▸ **Aim of the task**
Without the pictures, give the records again exactly as they appear.

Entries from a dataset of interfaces
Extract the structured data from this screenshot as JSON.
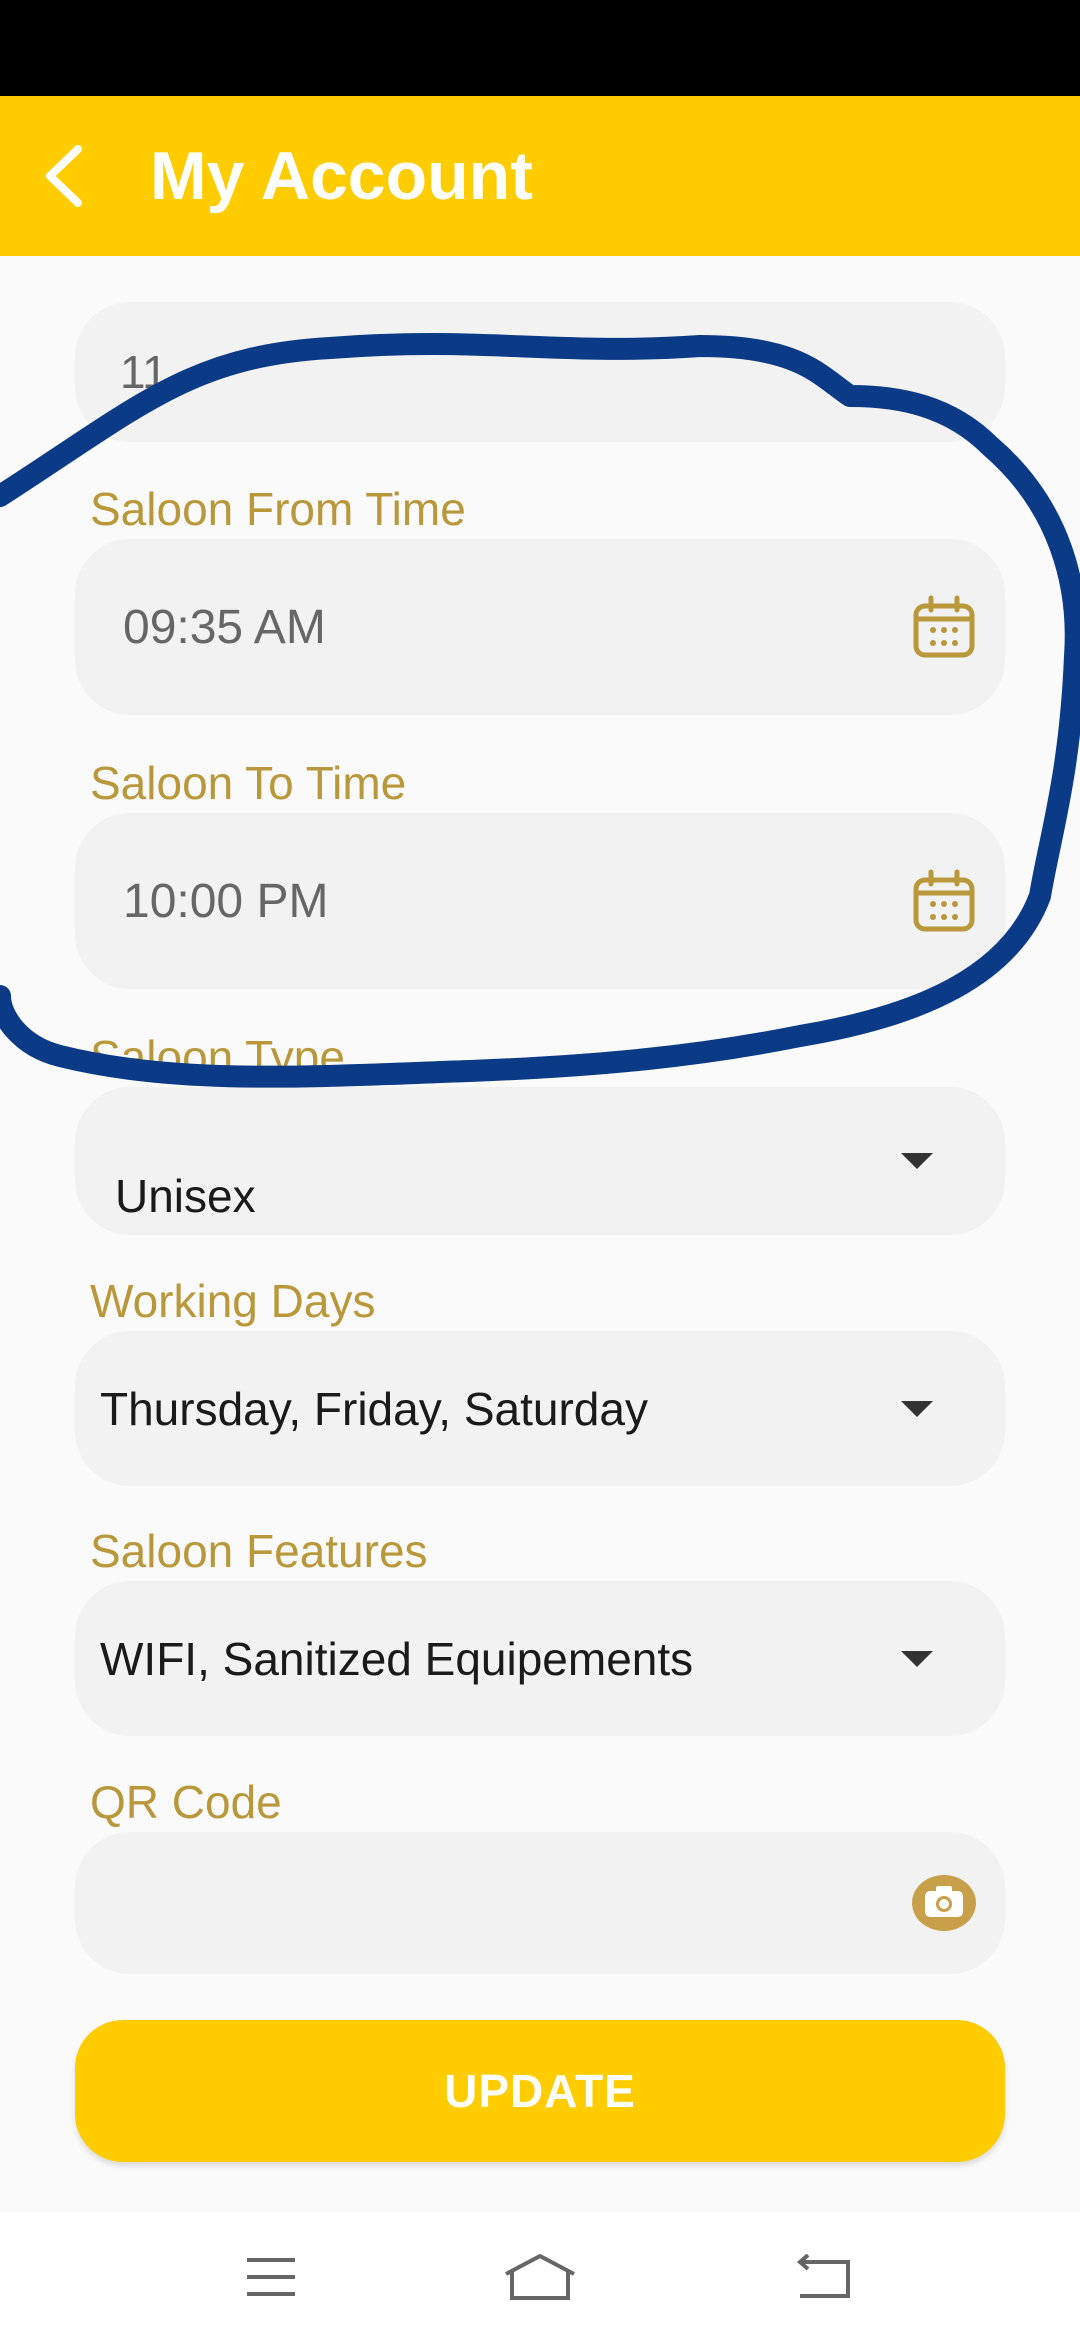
{
  "app_bar": {
    "title": "My Account",
    "back_icon": "chevron-left-icon"
  },
  "form": {
    "partial_field_value": "11",
    "from_time": {
      "label": "Saloon From Time",
      "value": "09:35 AM",
      "icon": "calendar-icon"
    },
    "to_time": {
      "label": "Saloon To Time",
      "value": "10:00 PM",
      "icon": "calendar-icon"
    },
    "saloon_type": {
      "label": "Saloon Type",
      "value": "Unisex"
    },
    "working_days": {
      "label": "Working Days",
      "value": "Thursday, Friday, Saturday"
    },
    "features": {
      "label": "Saloon Features",
      "value": "WIFI, Sanitized Equipements"
    },
    "qr_code": {
      "label": "QR Code",
      "value": "",
      "icon": "camera-icon"
    }
  },
  "update_button": {
    "label": "UPDATE"
  },
  "colors": {
    "accent": "#ffcc00",
    "label": "#b8983a",
    "field_bg": "#f2f2f2",
    "annotation": "#0b3a86"
  },
  "nav_bar": {
    "icons": [
      "menu-icon",
      "home-icon",
      "back-icon"
    ]
  }
}
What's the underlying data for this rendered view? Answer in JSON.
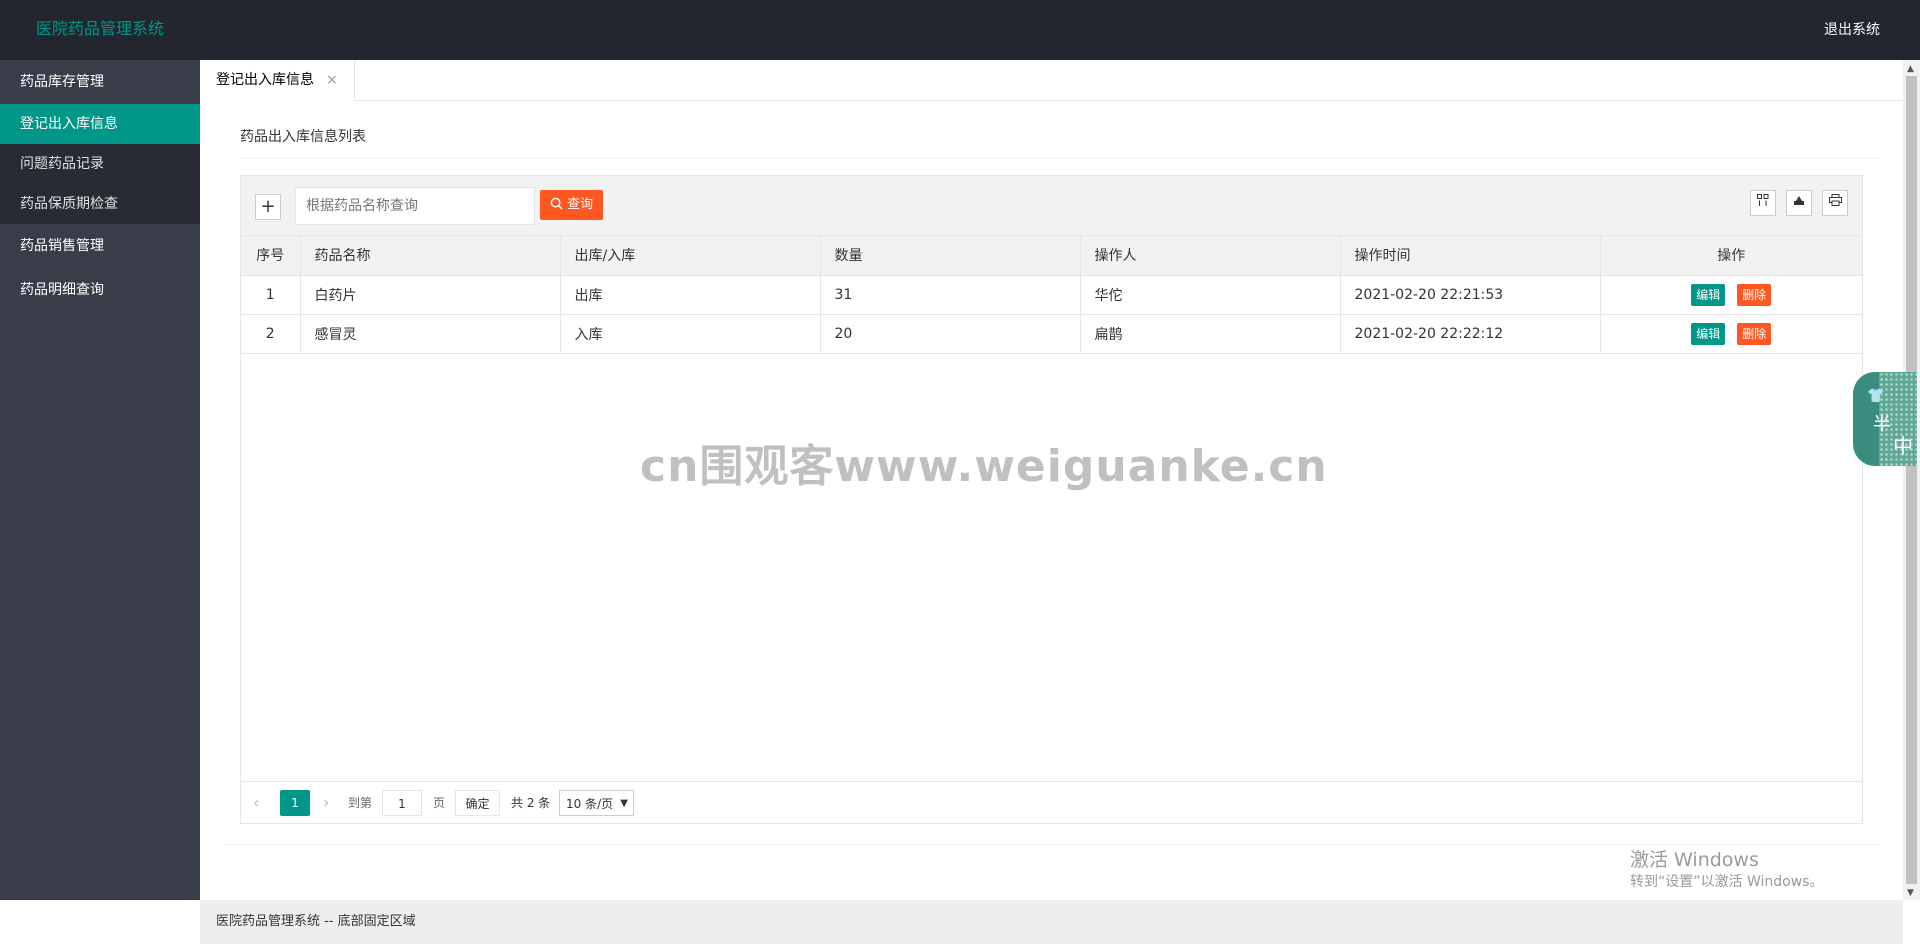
{
  "header": {
    "logo": "医院药品管理系统",
    "logout": "退出系统"
  },
  "sidebar": {
    "group1": "药品库存管理",
    "sub_items": [
      "登记出入库信息",
      "问题药品记录",
      "药品保质期检查"
    ],
    "group2": "药品销售管理",
    "group3": "药品明细查询"
  },
  "tabs": [
    {
      "label": "登记出入库信息",
      "close": "×"
    }
  ],
  "card": {
    "title": "药品出入库信息列表"
  },
  "toolbar": {
    "add": "+",
    "search_placeholder": "根据药品名称查询",
    "search_button": "查询"
  },
  "table": {
    "columns": [
      "序号",
      "药品名称",
      "出库/入库",
      "数量",
      "操作人",
      "操作时间",
      "操作"
    ],
    "rows": [
      [
        "1",
        "白药片",
        "出库",
        "31",
        "华佗",
        "2021-02-20 22:21:53"
      ],
      [
        "2",
        "感冒灵",
        "入库",
        "20",
        "扁鹊",
        "2021-02-20 22:22:12"
      ]
    ],
    "edit_label": "编辑",
    "delete_label": "删除"
  },
  "pager": {
    "prev": "‹",
    "current": "1",
    "next": "›",
    "goto_label": "到第",
    "goto_value": "1",
    "page_unit": "页",
    "confirm": "确定",
    "total": "共 2 条",
    "page_size": "10 条/页"
  },
  "watermark": "cn围观客www.weiguanke.cn",
  "activation": {
    "line1": "激活 Windows",
    "line2": "转到“设置”以激活 Windows。"
  },
  "footer": {
    "text": "医院药品管理系统 -- 底部固定区域"
  },
  "widget": {
    "char1": "半",
    "char2": "中"
  },
  "colors": {
    "accent": "#009688",
    "danger": "#ff5722",
    "header_bg": "#23262e",
    "sidebar_bg": "#393d49"
  }
}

▸ **Task output**
Extract the structured data from this screenshot as JSON.
{
  "app_bar": {
    "title": "My Account",
    "back_icon": "chevron-left-icon"
  },
  "form": {
    "partial_field_value": "11",
    "from_time": {
      "label": "Saloon From Time",
      "value": "09:35 AM",
      "icon": "calendar-icon"
    },
    "to_time": {
      "label": "Saloon To Time",
      "value": "10:00 PM",
      "icon": "calendar-icon"
    },
    "saloon_type": {
      "label": "Saloon Type",
      "value": "Unisex"
    },
    "working_days": {
      "label": "Working Days",
      "value": "Thursday, Friday, Saturday"
    },
    "features": {
      "label": "Saloon Features",
      "value": "WIFI, Sanitized Equipements"
    },
    "qr_code": {
      "label": "QR Code",
      "value": "",
      "icon": "camera-icon"
    }
  },
  "update_button": {
    "label": "UPDATE"
  },
  "colors": {
    "accent": "#ffcc00",
    "label": "#b8983a",
    "field_bg": "#f2f2f2",
    "annotation": "#0b3a86"
  },
  "nav_bar": {
    "icons": [
      "menu-icon",
      "home-icon",
      "back-icon"
    ]
  }
}
What's the underlying data for this rendered view? Answer in JSON.
{
  "header": {
    "logo": "医院药品管理系统",
    "logout": "退出系统"
  },
  "sidebar": {
    "group1": "药品库存管理",
    "sub_items": [
      "登记出入库信息",
      "问题药品记录",
      "药品保质期检查"
    ],
    "group2": "药品销售管理",
    "group3": "药品明细查询"
  },
  "tabs": [
    {
      "label": "登记出入库信息",
      "close": "×"
    }
  ],
  "card": {
    "title": "药品出入库信息列表"
  },
  "toolbar": {
    "add": "+",
    "search_placeholder": "根据药品名称查询",
    "search_button": "查询"
  },
  "table": {
    "columns": [
      "序号",
      "药品名称",
      "出库/入库",
      "数量",
      "操作人",
      "操作时间",
      "操作"
    ],
    "rows": [
      [
        "1",
        "白药片",
        "出库",
        "31",
        "华佗",
        "2021-02-20 22:21:53"
      ],
      [
        "2",
        "感冒灵",
        "入库",
        "20",
        "扁鹊",
        "2021-02-20 22:22:12"
      ]
    ],
    "edit_label": "编辑",
    "delete_label": "删除"
  },
  "pager": {
    "prev": "‹",
    "current": "1",
    "next": "›",
    "goto_label": "到第",
    "goto_value": "1",
    "page_unit": "页",
    "confirm": "确定",
    "total": "共 2 条",
    "page_size": "10 条/页"
  },
  "watermark": "cn围观客www.weiguanke.cn",
  "activation": {
    "line1": "激活 Windows",
    "line2": "转到“设置”以激活 Windows。"
  },
  "footer": {
    "text": "医院药品管理系统 -- 底部固定区域"
  },
  "widget": {
    "char1": "半",
    "char2": "中"
  },
  "colors": {
    "accent": "#009688",
    "danger": "#ff5722",
    "header_bg": "#23262e",
    "sidebar_bg": "#393d49"
  }
}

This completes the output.